**THE PROBLEM:** Some lines in the listing hold the word "Administrator". Return each of them.

• • •

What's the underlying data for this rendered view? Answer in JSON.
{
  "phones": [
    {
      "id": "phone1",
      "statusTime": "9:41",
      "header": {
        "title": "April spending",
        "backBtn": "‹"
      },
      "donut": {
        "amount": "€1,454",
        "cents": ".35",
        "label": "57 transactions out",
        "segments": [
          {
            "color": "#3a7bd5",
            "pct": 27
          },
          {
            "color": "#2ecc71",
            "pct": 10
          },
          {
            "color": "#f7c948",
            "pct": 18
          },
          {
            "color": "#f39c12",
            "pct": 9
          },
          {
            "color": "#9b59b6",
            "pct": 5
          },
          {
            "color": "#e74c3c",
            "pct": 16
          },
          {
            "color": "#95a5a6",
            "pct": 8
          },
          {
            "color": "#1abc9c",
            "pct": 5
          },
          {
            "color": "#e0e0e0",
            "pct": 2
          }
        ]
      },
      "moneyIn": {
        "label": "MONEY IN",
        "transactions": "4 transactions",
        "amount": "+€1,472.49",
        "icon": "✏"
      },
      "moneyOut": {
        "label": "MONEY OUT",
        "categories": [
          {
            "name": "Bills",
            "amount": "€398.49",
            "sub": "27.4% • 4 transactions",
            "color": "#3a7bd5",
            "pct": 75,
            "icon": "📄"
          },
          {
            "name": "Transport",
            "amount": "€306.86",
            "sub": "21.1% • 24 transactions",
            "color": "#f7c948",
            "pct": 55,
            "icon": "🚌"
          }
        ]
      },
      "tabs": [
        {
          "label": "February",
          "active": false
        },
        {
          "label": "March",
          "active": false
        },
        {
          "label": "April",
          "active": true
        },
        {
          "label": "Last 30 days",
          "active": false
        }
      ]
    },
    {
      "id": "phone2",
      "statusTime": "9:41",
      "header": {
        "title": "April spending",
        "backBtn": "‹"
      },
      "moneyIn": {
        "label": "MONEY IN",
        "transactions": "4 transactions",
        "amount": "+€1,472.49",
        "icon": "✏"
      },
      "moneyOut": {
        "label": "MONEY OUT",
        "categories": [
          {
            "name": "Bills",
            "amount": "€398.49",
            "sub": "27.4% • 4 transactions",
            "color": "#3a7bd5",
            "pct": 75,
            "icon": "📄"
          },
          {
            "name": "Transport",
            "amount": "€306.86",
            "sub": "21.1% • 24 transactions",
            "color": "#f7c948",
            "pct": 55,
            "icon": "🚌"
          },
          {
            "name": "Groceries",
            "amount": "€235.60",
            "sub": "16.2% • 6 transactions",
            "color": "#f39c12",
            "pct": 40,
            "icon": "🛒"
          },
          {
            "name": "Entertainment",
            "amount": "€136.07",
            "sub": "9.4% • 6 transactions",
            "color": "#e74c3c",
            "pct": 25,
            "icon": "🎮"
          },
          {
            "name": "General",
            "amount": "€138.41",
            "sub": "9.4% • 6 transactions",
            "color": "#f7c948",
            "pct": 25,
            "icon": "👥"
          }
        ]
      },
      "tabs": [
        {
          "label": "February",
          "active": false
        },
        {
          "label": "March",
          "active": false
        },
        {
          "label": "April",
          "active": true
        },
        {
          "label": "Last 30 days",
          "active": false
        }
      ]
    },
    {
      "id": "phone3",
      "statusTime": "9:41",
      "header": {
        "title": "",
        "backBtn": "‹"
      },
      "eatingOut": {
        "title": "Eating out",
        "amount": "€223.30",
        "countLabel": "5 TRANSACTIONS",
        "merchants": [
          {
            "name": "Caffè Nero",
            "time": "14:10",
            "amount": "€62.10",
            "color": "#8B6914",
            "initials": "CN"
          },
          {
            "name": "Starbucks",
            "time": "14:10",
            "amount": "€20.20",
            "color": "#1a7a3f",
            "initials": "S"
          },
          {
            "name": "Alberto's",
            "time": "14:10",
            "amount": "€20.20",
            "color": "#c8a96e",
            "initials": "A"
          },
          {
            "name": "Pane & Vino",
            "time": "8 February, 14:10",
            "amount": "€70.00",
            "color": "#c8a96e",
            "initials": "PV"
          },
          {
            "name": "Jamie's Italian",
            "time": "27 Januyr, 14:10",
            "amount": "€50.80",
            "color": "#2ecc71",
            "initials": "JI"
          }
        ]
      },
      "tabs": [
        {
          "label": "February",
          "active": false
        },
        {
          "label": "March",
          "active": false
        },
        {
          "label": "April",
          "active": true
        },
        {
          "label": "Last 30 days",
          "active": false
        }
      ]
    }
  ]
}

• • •

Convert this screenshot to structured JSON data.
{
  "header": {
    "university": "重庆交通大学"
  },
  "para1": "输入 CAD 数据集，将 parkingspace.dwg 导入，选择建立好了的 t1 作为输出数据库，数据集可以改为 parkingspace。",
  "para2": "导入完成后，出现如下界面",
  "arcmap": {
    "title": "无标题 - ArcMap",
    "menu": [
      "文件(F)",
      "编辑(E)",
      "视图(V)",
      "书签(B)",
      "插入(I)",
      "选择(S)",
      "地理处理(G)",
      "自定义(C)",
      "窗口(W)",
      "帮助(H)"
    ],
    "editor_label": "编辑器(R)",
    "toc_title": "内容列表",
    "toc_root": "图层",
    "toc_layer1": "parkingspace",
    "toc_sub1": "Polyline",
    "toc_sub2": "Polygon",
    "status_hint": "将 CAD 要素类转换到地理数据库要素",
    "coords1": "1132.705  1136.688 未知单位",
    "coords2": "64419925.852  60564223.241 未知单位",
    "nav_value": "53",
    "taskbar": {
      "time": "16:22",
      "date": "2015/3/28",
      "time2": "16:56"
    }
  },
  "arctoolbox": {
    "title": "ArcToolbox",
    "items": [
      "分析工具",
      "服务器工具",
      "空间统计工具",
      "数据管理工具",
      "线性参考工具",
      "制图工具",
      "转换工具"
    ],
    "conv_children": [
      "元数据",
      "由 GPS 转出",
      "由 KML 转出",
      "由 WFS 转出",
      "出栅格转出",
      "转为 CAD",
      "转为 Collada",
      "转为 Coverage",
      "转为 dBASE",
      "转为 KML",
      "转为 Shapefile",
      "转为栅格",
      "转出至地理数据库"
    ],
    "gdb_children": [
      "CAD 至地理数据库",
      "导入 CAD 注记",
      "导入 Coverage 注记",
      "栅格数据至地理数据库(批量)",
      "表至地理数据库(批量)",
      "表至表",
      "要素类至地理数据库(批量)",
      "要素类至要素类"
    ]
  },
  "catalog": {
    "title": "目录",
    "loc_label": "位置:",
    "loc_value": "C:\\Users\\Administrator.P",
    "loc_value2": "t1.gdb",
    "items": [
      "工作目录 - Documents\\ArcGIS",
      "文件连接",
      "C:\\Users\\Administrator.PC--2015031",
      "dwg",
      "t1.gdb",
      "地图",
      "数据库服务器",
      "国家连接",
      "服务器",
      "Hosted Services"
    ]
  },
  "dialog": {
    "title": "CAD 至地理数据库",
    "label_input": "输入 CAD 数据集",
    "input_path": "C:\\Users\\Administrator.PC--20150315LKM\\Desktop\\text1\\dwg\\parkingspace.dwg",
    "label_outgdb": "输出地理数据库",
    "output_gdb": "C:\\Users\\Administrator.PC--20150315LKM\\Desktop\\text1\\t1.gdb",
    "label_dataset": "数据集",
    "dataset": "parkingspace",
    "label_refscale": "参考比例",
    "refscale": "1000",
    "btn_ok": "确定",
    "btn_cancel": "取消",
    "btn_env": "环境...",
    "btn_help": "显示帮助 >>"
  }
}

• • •

**FINAL ANSWER:**
    "loc_value": "C:\\Users\\Administrator.P",
      "C:\\Users\\Administrator.PC--2015031",
    "input_path": "C:\\Users\\Administrator.PC--20150315LKM\\Desktop\\text1\\dwg\\parkingspace.dwg",
    "output_gdb": "C:\\Users\\Administrator.PC--20150315LKM\\Desktop\\text1\\t1.gdb",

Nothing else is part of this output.